### Interface dataset entries

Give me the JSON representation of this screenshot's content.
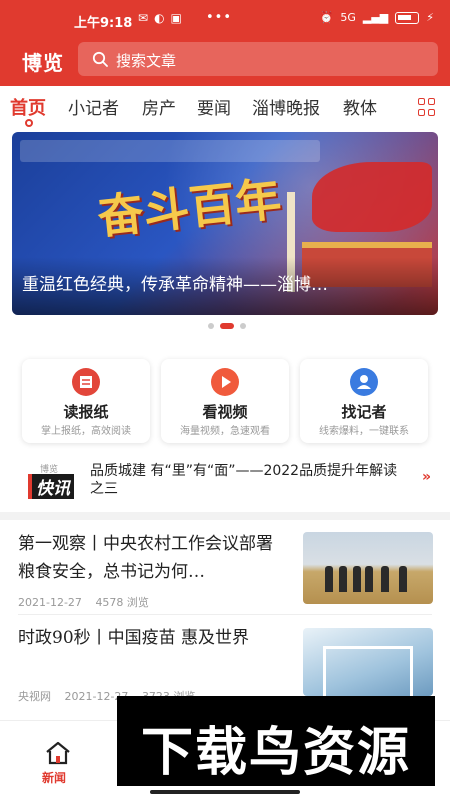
{
  "status_bar": {
    "time": "上午9:18",
    "dots": "•••",
    "network": "5G"
  },
  "header": {
    "logo": "博览",
    "search_placeholder": "搜索文章"
  },
  "tabs": [
    {
      "label": "首页",
      "active": true
    },
    {
      "label": "小记者"
    },
    {
      "label": "房产"
    },
    {
      "label": "要闻"
    },
    {
      "label": "淄博晚报"
    },
    {
      "label": "教体"
    }
  ],
  "banner": {
    "calligraphy": "奋斗百年",
    "caption": "重温红色经典，传承革命精神——淄博…"
  },
  "carousel": {
    "count": 3,
    "active_index": 1
  },
  "quick_links": [
    {
      "title": "读报纸",
      "subtitle": "掌上报纸，高效阅读",
      "icon": "newspaper-icon",
      "color": "#e2463a"
    },
    {
      "title": "看视频",
      "subtitle": "海量视频，急速观看",
      "icon": "play-video-icon",
      "color": "#f05a3c"
    },
    {
      "title": "找记者",
      "subtitle": "线索爆料，一键联系",
      "icon": "reporter-icon",
      "color": "#3a7be0"
    }
  ],
  "flash_news": {
    "logo_top": "博览",
    "logo_main": "快讯",
    "text": "品质城建 有“里”有“面”——2022品质提升年解读之三"
  },
  "articles": [
    {
      "title": "第一观察丨中央农村工作会议部署粮食安全，总书记为何…",
      "date": "2021-12-27",
      "views": "4578 浏览"
    },
    {
      "title": "时政90秒丨中国疫苗 惠及世界",
      "source": "央视网",
      "date": "2021-12-27",
      "views": "3723 浏览"
    }
  ],
  "bottom_nav": {
    "home_label": "新闻"
  },
  "watermark": "下载鸟资源",
  "colors": {
    "brand": "#e03a2f"
  }
}
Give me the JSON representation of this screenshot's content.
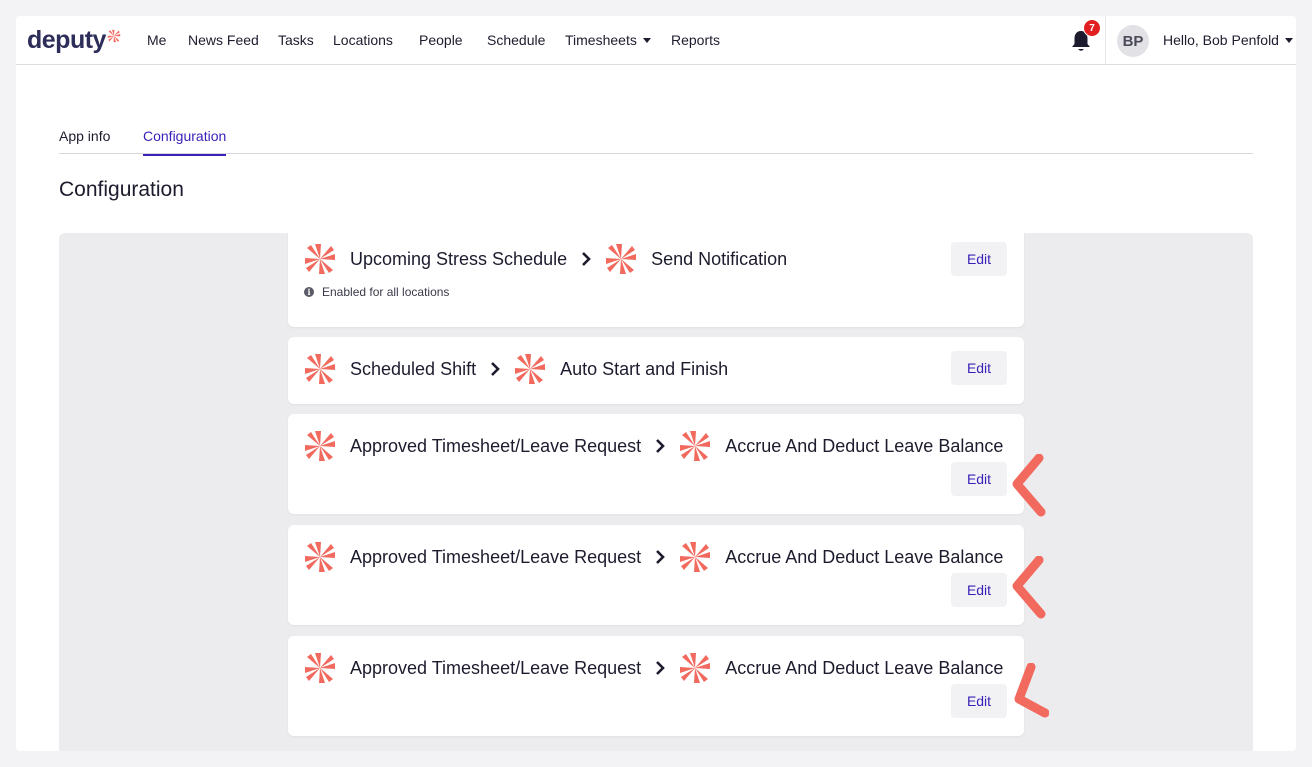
{
  "brand": {
    "name": "deputy",
    "accent": "#f26a5e",
    "primary": "#3a1fb8"
  },
  "nav": {
    "items": [
      {
        "id": "me",
        "label": "Me"
      },
      {
        "id": "news-feed",
        "label": "News Feed"
      },
      {
        "id": "tasks",
        "label": "Tasks"
      },
      {
        "id": "locations",
        "label": "Locations"
      },
      {
        "id": "people",
        "label": "People"
      },
      {
        "id": "schedule",
        "label": "Schedule"
      },
      {
        "id": "timesheets",
        "label": "Timesheets"
      },
      {
        "id": "reports",
        "label": "Reports"
      }
    ],
    "notifications": {
      "icon": "bell-icon",
      "count": "7"
    },
    "user": {
      "initials": "BP",
      "greeting": "Hello, Bob Penfold"
    }
  },
  "tabs": [
    {
      "label": "App info",
      "active": false
    },
    {
      "label": "Configuration",
      "active": true
    }
  ],
  "page_title": "Configuration",
  "rules": [
    {
      "trigger": "Upcoming Stress Schedule",
      "action": "Send Notification",
      "edit_label": "Edit",
      "note": "Enabled for all locations"
    },
    {
      "trigger": "Scheduled Shift",
      "action": "Auto Start and Finish",
      "edit_label": "Edit"
    },
    {
      "trigger": "Approved Timesheet/Leave Request",
      "action": "Accrue And Deduct Leave Balance",
      "edit_label": "Edit",
      "highlighted": true
    },
    {
      "trigger": "Approved Timesheet/Leave Request",
      "action": "Accrue And Deduct Leave Balance",
      "edit_label": "Edit",
      "highlighted": true
    },
    {
      "trigger": "Approved Timesheet/Leave Request",
      "action": "Accrue And Deduct Leave Balance",
      "edit_label": "Edit",
      "highlighted": true
    }
  ]
}
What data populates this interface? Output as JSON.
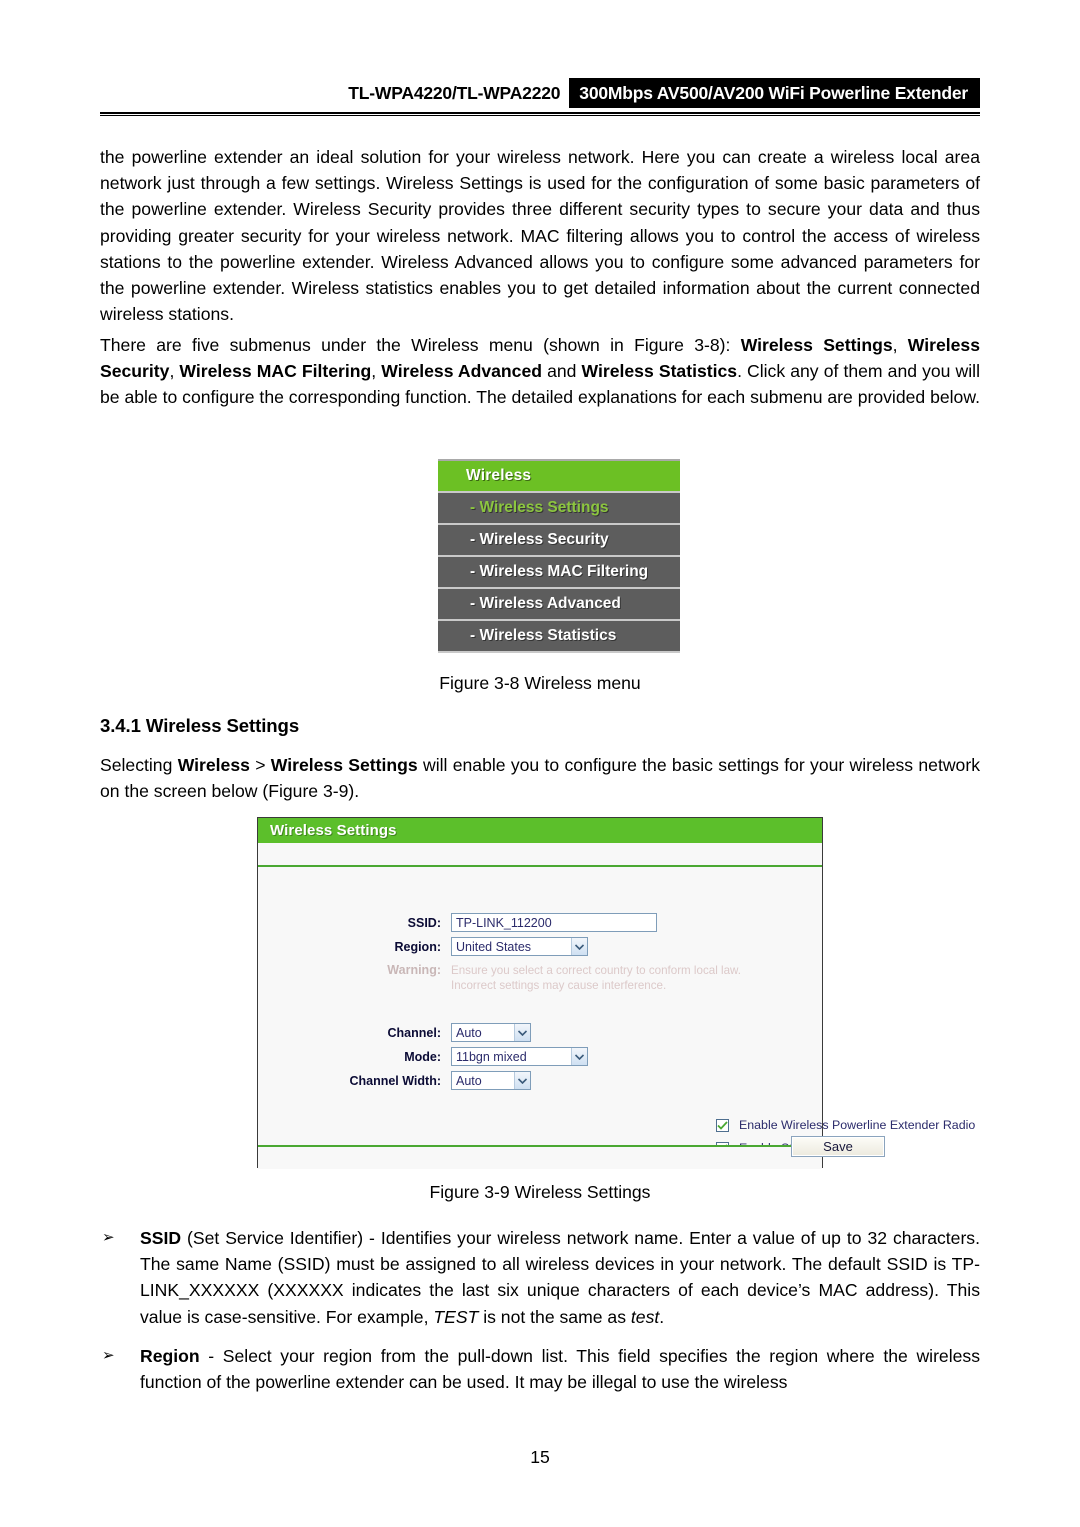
{
  "header": {
    "model": "TL-WPA4220/TL-WPA2220",
    "product": "300Mbps AV500/AV200 WiFi Powerline Extender"
  },
  "paragraphs": {
    "intro": "the powerline extender an ideal solution for your wireless network. Here you can create a wireless local area network just through a few settings. Wireless Settings is used for the configuration of some basic parameters of the powerline extender. Wireless Security provides three different security types to secure your data and thus providing greater security for your wireless network. MAC filtering allows you to control the access of wireless stations to the powerline extender. Wireless Advanced allows you to configure some advanced parameters for the powerline extender. Wireless statistics enables you to get detailed information about the current connected wireless stations.",
    "submenus_html": "There are five submenus under the Wireless menu (shown in Figure 3-8): <b>Wireless Settings</b>, <b>Wireless Security</b>, <b>Wireless MAC Filtering</b>, <b>Wireless Advanced</b> and <b>Wireless Statistics</b>. Click any of them and you will be able to configure the corresponding function. The detailed explanations for each submenu are provided below.",
    "selecting_html": "Selecting <b>Wireless</b> &gt; <b>Wireless Settings</b> will enable you to configure the basic settings for your wireless network on the screen below (Figure 3-9)."
  },
  "section_heading": "3.4.1 Wireless Settings",
  "figures": {
    "fig38_caption": "Figure 3-8 Wireless menu",
    "fig39_caption": "Figure 3-9 Wireless Settings"
  },
  "wireless_menu": {
    "header": "Wireless",
    "items": [
      {
        "label": "- Wireless Settings",
        "active": true
      },
      {
        "label": "- Wireless Security",
        "active": false
      },
      {
        "label": "- Wireless MAC Filtering",
        "active": false
      },
      {
        "label": "- Wireless Advanced",
        "active": false
      },
      {
        "label": "- Wireless Statistics",
        "active": false
      }
    ],
    "colors": {
      "header_bg": "#6cc024",
      "item_bg": "#5d5d5d",
      "active_text": "#8cc63f"
    }
  },
  "wireless_settings_panel": {
    "title": "Wireless Settings",
    "fields": {
      "ssid_label": "SSID:",
      "ssid_value": "TP-LINK_112200",
      "region_label": "Region:",
      "region_value": "United States",
      "warning_label": "Warning:",
      "warning_line1": "Ensure you select a correct country to conform local law.",
      "warning_line2": "Incorrect settings may cause interference.",
      "channel_label": "Channel:",
      "channel_value": "Auto",
      "mode_label": "Mode:",
      "mode_value": "11bgn mixed",
      "channel_width_label": "Channel Width:",
      "channel_width_value": "Auto"
    },
    "checkboxes": [
      {
        "label": "Enable Wireless Powerline Extender Radio",
        "checked": true
      },
      {
        "label": "Enable SSID Broadcast",
        "checked": true
      }
    ],
    "save_label": "Save",
    "colors": {
      "title_bg": "#5cbf2b",
      "divider": "#4aa832",
      "body_bg": "#f8f8f8",
      "check_mark": "#4aa832"
    }
  },
  "bullets": [
    {
      "mark": "➢",
      "html": "<b>SSID</b> (Set Service Identifier) - Identifies your wireless network name. Enter a value of up to 32 characters. The same Name (SSID) must be assigned to all wireless devices in your network. The default SSID is TP-LINK_XXXXXX (XXXXXX indicates the last six unique characters of each device&rsquo;s MAC address). This value is case-sensitive. For example, <i>TEST</i> is not the same as <i>test</i>."
    },
    {
      "mark": "➢",
      "html": "<b>Region</b> - Select your region from the pull-down list. This field specifies the region where the wireless function of the powerline extender can be used. It may be illegal to use the wireless"
    }
  ],
  "page_number": "15"
}
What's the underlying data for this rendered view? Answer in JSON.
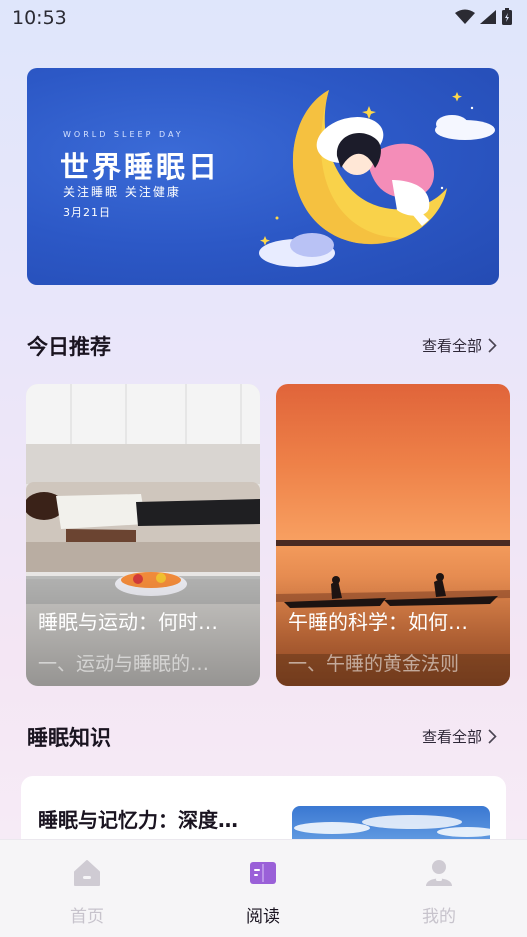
{
  "status_bar": {
    "time": "10:53"
  },
  "banner": {
    "small_text": "WORLD SLEEP DAY",
    "title": "世界睡眠日",
    "subtitle": "关注睡眠  关注健康",
    "date": "3月21日"
  },
  "recommend": {
    "title": "今日推荐",
    "see_all": "查看全部",
    "cards": [
      {
        "title": "睡眠与运动：何时…",
        "subtitle": "一、运动与睡眠的…"
      },
      {
        "title": "午睡的科学：如何…",
        "subtitle": "一、午睡的黄金法则"
      }
    ]
  },
  "knowledge": {
    "title": "睡眠知识",
    "see_all": "查看全部",
    "items": [
      {
        "title": "睡眠与记忆力：深度…"
      }
    ]
  },
  "bottom_nav": {
    "items": [
      {
        "label": "首页",
        "icon": "home-icon",
        "active": false
      },
      {
        "label": "阅读",
        "icon": "book-icon",
        "active": true
      },
      {
        "label": "我的",
        "icon": "user-icon",
        "active": false
      }
    ]
  },
  "colors": {
    "accent": "#9a60d8",
    "banner_blue": "#2c58c6",
    "nav_inactive": "#c7c3cc"
  }
}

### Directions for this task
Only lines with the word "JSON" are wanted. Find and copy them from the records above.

### Finished exercise
Give me the JSON representation of this screenshot's content.
Give me the JSON representation of this screenshot's content.
What data populates this interface? Output as JSON.
What's the underlying data for this rendered view? Answer in JSON.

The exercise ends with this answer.